**ASSIGNED TASK:** In the material below, find how many lines contain the string "drawing". Write only that number.

**SOURCE DATA:**

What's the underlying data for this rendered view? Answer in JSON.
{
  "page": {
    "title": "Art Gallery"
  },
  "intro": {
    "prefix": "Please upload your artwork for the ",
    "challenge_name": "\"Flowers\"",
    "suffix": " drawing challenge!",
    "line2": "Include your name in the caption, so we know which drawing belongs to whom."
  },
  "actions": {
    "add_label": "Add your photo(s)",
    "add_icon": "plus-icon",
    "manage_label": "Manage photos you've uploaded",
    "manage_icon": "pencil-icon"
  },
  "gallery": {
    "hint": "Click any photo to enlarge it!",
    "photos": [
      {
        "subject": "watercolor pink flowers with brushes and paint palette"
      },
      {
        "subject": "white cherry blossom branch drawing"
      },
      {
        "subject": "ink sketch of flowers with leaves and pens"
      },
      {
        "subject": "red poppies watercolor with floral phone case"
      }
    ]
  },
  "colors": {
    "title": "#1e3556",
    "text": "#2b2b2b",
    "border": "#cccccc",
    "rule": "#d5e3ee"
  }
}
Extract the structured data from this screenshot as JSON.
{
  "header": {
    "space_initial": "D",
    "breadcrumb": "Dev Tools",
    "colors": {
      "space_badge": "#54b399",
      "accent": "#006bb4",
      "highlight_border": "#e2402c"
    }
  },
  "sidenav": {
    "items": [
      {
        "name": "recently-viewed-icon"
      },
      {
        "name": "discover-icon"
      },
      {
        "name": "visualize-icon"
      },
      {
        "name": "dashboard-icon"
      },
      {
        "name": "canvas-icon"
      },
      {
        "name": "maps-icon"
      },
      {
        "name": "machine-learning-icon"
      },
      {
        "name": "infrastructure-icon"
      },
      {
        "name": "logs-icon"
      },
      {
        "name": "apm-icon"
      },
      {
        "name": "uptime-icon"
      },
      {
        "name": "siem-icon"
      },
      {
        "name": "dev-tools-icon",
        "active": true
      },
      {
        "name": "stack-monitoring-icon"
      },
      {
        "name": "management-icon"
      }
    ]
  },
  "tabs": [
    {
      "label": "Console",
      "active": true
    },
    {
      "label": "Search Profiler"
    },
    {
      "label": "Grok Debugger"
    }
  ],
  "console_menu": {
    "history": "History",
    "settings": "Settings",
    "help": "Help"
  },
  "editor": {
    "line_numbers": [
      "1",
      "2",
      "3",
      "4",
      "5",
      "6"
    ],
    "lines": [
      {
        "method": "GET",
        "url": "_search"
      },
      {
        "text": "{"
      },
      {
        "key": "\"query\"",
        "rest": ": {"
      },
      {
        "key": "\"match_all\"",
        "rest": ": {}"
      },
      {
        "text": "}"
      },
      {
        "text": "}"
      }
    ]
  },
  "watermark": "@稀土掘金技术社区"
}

**SOLUTION BELOW:** 3